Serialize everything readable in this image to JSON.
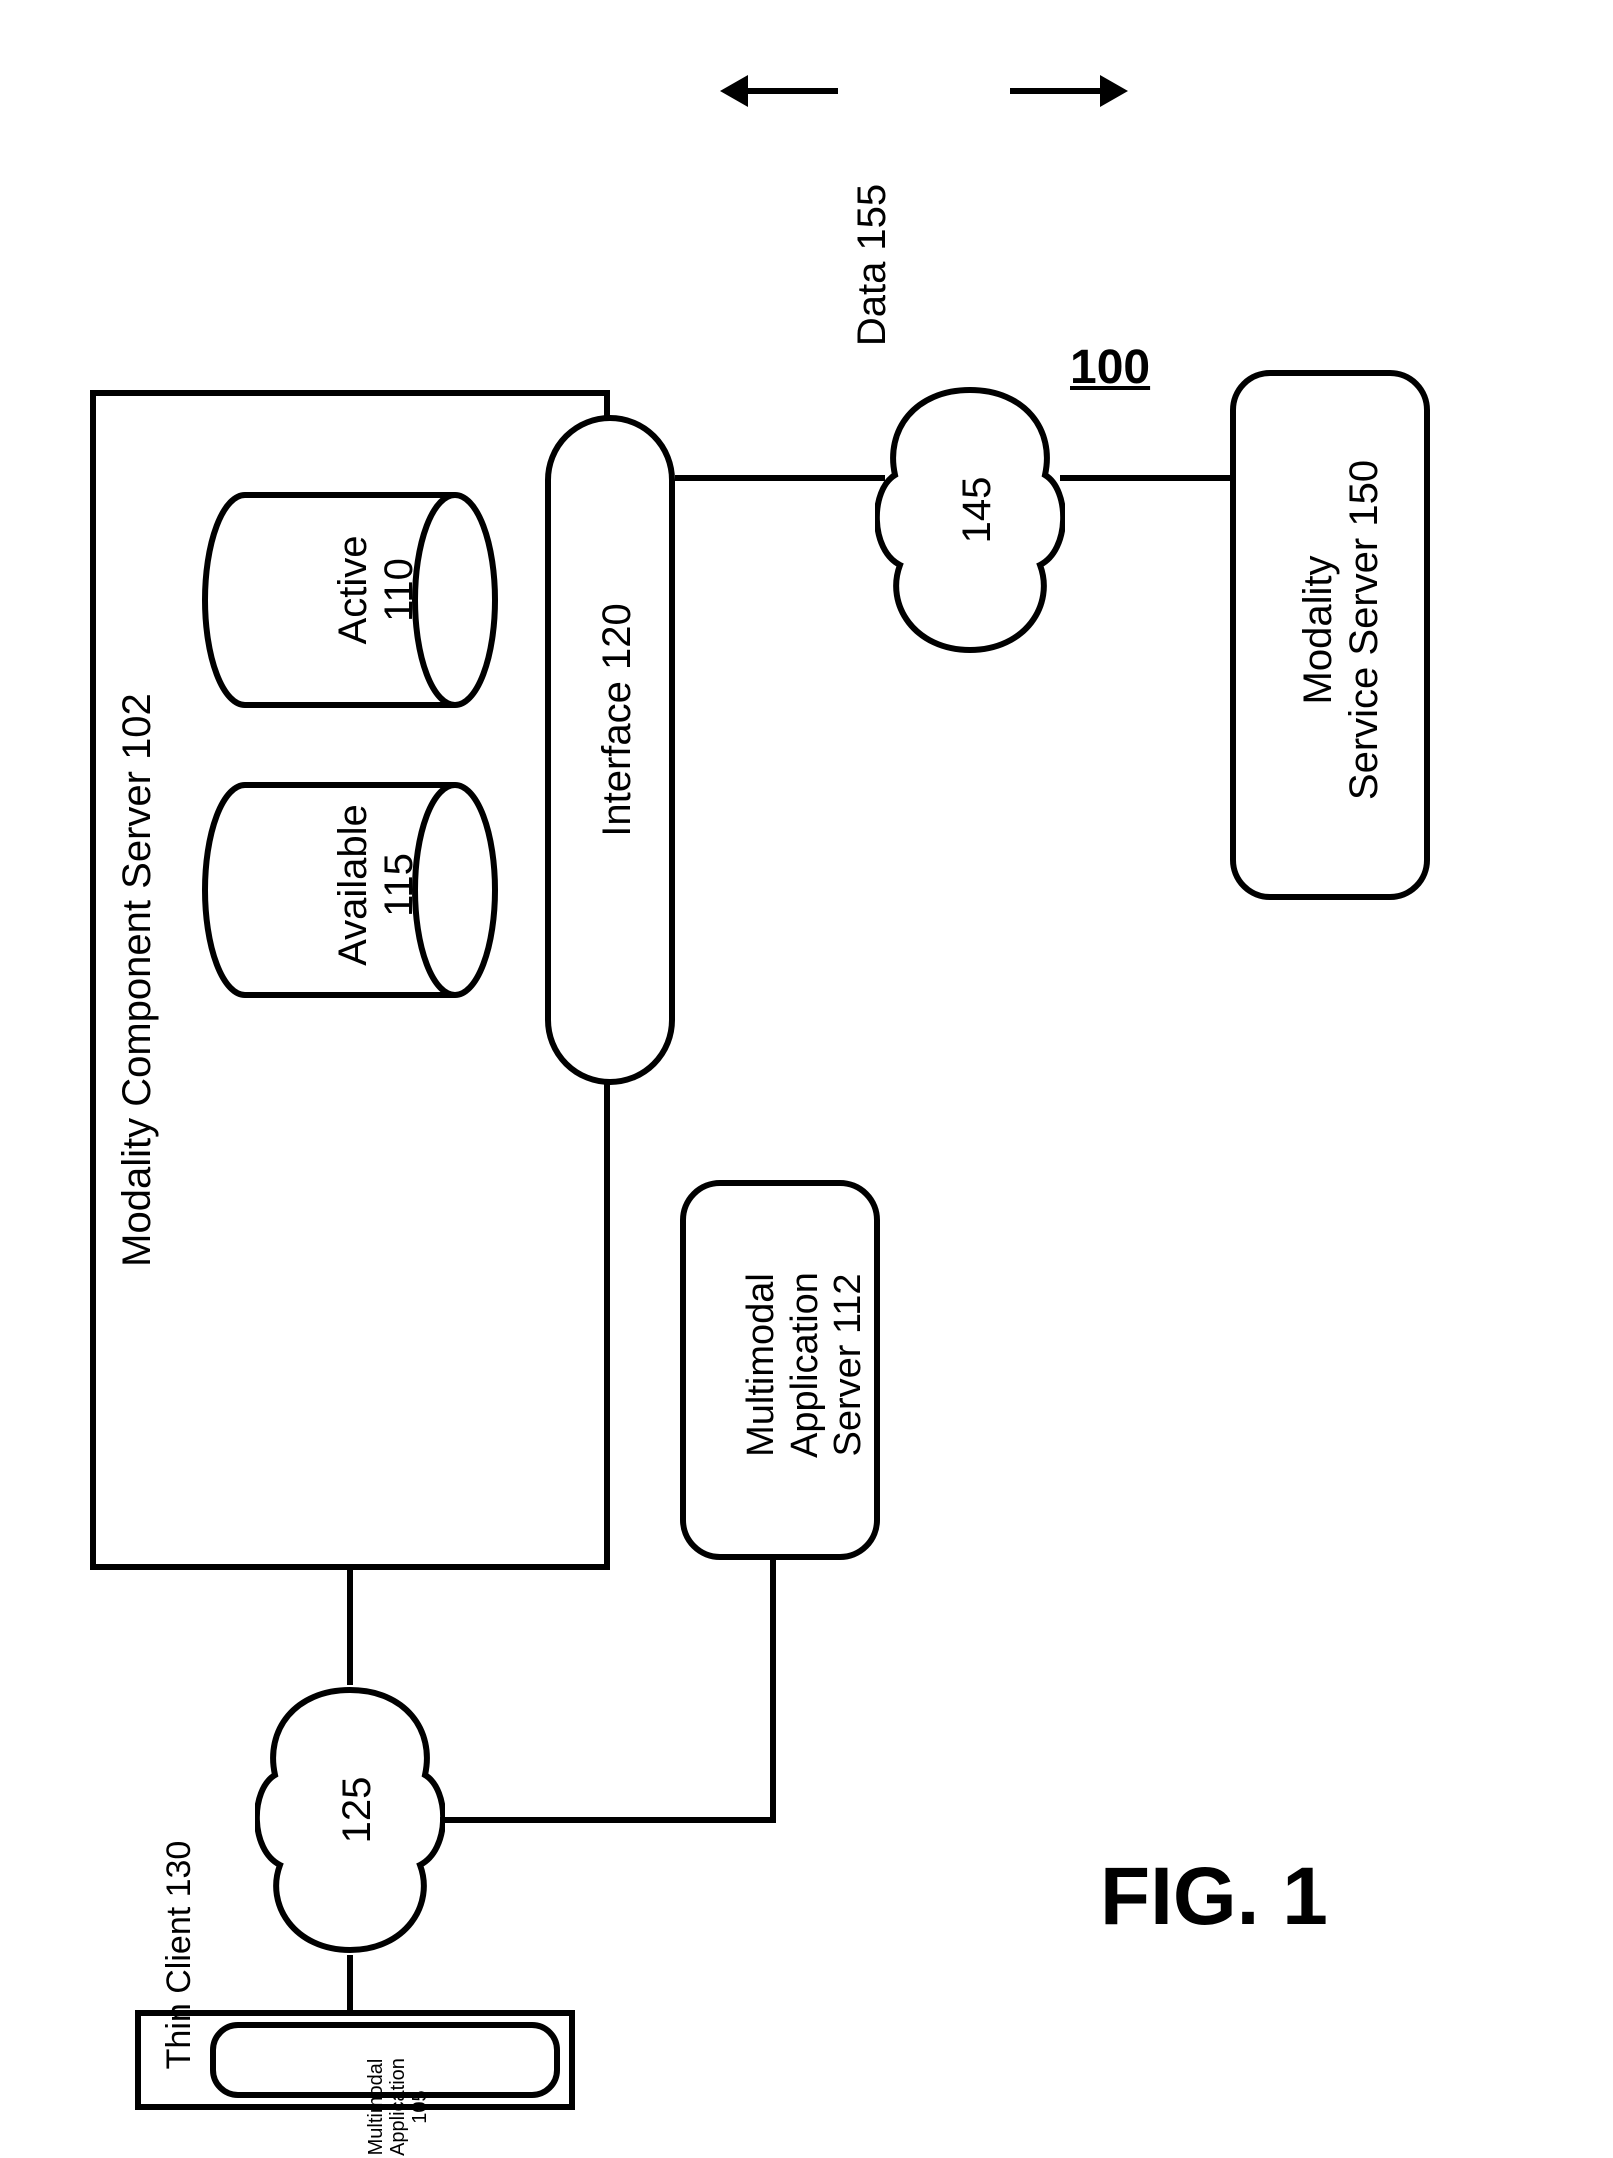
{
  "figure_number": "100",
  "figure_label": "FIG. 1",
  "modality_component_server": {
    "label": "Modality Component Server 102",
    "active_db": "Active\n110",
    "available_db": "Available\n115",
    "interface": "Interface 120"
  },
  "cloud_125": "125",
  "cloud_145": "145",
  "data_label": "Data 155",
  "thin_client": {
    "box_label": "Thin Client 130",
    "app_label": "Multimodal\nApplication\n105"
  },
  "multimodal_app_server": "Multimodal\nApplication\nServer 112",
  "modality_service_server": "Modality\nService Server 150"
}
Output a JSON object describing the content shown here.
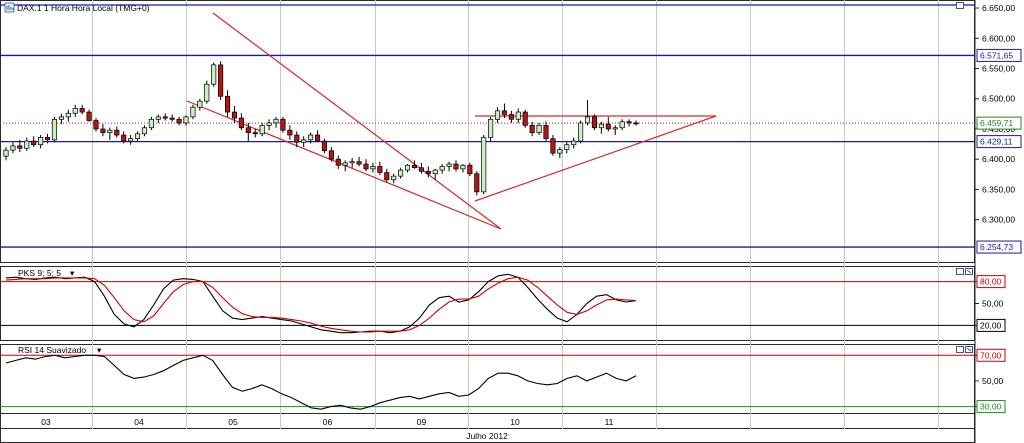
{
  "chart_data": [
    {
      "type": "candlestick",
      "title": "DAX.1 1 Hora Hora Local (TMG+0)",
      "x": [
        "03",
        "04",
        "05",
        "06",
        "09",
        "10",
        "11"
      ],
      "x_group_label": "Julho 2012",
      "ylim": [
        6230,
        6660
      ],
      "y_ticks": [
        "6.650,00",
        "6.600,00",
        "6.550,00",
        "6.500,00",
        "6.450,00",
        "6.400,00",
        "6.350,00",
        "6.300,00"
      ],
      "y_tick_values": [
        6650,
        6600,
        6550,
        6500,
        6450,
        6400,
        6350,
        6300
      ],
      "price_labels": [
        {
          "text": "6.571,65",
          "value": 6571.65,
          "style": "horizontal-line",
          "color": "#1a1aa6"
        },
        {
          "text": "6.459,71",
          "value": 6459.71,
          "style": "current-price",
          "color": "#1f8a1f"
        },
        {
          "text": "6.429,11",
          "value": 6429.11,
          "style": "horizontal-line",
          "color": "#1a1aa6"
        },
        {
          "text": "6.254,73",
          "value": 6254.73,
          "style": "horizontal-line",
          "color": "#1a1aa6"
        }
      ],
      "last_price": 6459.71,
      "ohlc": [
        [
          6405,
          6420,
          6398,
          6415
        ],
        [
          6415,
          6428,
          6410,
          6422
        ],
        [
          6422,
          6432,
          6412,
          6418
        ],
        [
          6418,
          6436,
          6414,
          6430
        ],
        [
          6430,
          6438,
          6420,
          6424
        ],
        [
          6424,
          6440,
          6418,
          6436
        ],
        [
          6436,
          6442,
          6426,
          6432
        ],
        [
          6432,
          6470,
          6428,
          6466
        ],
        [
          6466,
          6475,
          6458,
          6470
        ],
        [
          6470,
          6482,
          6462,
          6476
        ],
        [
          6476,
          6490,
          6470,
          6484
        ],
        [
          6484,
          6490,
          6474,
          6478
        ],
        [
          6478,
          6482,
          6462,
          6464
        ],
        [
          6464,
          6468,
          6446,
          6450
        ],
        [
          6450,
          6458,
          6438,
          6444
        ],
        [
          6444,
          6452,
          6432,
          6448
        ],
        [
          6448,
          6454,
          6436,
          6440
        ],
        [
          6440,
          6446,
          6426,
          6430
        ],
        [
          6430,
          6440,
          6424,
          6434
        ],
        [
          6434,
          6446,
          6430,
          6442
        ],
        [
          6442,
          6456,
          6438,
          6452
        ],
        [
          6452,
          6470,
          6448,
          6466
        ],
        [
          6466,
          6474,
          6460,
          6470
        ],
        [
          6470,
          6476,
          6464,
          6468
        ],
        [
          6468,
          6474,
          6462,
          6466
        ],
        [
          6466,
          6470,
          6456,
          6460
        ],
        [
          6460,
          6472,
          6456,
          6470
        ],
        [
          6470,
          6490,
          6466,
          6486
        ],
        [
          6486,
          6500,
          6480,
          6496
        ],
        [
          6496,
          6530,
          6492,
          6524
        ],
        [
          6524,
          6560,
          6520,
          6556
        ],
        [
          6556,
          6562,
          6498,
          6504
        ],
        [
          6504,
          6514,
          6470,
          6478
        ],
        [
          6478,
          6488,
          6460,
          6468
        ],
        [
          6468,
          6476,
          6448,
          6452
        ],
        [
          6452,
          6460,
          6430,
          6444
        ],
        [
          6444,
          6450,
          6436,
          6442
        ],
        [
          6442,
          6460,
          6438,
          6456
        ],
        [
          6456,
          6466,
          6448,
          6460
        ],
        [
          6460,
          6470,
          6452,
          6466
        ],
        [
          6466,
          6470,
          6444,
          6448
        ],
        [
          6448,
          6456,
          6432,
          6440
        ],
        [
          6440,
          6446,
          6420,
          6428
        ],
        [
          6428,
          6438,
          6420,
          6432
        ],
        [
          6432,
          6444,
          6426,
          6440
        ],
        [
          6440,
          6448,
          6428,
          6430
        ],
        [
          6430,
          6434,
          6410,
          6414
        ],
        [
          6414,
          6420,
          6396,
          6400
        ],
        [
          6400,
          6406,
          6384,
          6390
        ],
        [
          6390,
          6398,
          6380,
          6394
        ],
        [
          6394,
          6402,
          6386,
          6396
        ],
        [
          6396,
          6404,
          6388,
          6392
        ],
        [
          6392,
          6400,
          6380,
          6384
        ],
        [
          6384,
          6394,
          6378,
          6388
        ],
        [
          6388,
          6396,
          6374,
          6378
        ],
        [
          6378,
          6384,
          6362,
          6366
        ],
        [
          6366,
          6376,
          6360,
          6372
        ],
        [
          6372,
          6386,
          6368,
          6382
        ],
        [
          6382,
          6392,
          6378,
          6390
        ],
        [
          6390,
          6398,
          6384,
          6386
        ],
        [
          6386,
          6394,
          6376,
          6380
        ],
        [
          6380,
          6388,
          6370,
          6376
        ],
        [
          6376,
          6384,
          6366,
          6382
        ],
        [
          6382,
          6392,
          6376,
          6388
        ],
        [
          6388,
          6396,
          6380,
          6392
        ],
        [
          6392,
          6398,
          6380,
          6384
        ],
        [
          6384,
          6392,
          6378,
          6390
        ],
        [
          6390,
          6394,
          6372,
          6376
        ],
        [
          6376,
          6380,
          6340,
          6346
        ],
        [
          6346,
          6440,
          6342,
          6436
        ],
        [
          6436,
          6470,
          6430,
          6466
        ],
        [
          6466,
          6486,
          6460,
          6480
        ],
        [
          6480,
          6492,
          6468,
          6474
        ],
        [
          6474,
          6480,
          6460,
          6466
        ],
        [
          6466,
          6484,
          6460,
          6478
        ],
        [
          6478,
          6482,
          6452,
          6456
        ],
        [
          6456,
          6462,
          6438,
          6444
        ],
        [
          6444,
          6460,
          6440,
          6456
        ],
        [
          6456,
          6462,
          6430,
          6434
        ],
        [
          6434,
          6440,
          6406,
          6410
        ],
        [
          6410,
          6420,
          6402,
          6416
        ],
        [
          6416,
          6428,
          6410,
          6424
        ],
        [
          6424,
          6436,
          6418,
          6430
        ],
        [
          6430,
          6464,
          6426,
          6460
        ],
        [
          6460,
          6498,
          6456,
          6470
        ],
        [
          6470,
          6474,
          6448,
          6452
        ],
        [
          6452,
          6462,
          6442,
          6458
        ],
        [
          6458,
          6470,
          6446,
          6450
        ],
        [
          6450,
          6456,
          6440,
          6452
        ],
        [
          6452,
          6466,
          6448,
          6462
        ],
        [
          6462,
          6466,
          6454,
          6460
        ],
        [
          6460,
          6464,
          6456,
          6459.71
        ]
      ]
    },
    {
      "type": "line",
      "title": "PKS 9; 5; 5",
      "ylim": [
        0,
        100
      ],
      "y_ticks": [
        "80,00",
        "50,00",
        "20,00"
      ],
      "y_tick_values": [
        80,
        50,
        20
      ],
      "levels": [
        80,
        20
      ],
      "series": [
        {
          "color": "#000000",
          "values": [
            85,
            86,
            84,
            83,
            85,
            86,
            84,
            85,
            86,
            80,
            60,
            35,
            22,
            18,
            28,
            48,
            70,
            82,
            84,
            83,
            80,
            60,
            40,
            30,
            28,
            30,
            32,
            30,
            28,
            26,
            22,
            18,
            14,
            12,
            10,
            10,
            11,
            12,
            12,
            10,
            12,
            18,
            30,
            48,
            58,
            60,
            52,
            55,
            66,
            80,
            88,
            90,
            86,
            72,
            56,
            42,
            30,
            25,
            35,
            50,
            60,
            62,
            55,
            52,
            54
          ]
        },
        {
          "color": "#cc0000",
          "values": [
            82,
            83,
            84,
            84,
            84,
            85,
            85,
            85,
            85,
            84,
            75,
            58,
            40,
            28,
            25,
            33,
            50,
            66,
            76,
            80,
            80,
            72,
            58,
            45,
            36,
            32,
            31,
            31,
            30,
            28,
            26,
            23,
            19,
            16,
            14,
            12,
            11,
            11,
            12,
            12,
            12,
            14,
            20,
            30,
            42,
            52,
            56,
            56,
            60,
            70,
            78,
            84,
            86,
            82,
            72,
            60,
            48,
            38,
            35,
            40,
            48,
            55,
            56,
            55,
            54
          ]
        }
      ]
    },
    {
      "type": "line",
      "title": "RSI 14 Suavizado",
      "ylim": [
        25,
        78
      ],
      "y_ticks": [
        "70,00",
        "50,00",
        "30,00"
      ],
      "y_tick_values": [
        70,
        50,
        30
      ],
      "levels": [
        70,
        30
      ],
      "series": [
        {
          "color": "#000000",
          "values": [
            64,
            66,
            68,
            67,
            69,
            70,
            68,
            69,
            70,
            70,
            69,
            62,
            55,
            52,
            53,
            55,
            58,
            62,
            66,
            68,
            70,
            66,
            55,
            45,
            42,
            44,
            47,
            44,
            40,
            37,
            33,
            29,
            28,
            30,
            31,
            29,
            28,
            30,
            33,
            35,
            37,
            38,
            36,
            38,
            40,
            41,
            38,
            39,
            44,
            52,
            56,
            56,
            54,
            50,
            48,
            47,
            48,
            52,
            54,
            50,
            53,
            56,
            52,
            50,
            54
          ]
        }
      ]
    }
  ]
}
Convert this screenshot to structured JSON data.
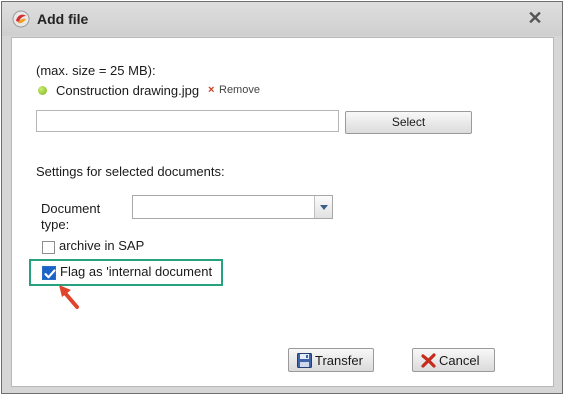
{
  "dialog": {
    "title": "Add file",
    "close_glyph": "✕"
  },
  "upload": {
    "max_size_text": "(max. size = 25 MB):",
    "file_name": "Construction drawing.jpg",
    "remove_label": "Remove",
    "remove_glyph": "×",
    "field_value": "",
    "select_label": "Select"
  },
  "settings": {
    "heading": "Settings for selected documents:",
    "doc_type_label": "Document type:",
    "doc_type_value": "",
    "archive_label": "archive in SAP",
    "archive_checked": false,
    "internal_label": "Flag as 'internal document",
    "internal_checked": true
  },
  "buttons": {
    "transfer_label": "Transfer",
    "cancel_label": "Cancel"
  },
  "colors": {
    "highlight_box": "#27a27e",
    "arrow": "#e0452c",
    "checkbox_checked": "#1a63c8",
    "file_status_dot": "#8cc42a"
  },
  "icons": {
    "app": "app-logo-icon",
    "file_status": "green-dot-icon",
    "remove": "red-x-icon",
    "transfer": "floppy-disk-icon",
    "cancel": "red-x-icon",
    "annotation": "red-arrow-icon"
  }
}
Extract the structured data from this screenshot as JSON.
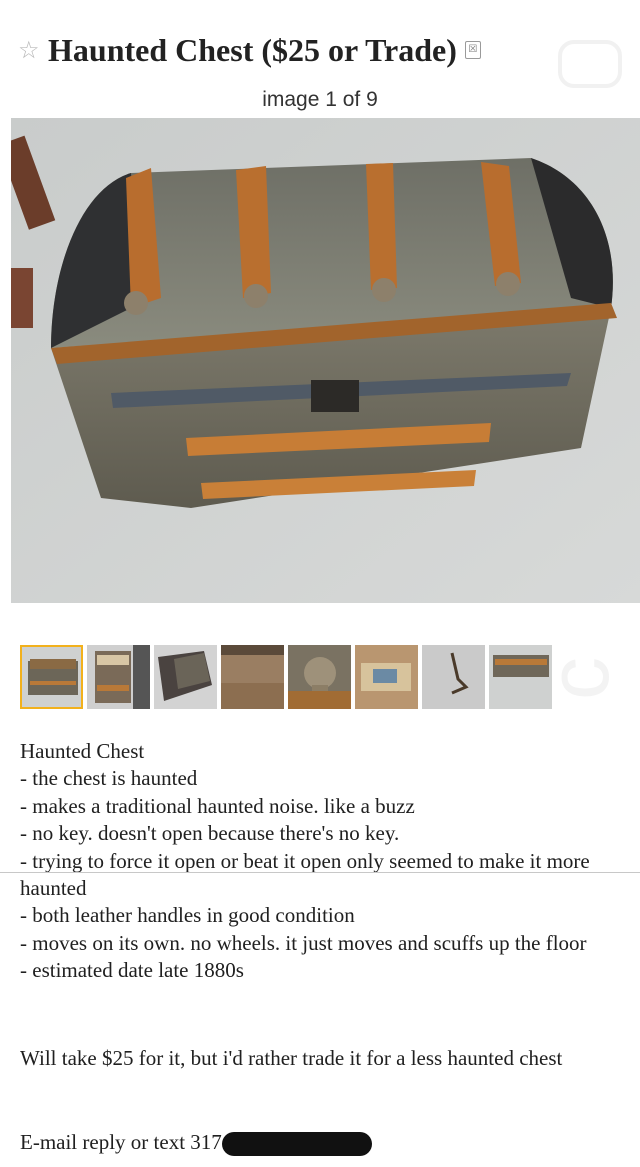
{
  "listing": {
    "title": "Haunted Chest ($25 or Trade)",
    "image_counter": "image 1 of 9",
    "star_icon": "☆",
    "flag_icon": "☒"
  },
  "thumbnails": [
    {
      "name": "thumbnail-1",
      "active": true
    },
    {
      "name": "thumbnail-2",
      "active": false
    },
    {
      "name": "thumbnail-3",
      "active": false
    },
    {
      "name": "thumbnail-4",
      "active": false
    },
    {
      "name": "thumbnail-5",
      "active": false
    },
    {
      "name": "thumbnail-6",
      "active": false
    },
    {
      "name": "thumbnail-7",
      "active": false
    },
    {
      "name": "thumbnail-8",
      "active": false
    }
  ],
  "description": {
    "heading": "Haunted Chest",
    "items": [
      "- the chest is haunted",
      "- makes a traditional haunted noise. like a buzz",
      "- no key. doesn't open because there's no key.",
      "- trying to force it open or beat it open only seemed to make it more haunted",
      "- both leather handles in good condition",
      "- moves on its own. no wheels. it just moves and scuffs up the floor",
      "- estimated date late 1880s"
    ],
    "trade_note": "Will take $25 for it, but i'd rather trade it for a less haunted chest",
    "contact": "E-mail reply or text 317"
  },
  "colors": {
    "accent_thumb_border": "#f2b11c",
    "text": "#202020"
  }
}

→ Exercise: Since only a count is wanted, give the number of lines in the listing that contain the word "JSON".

→ Worked solution: 4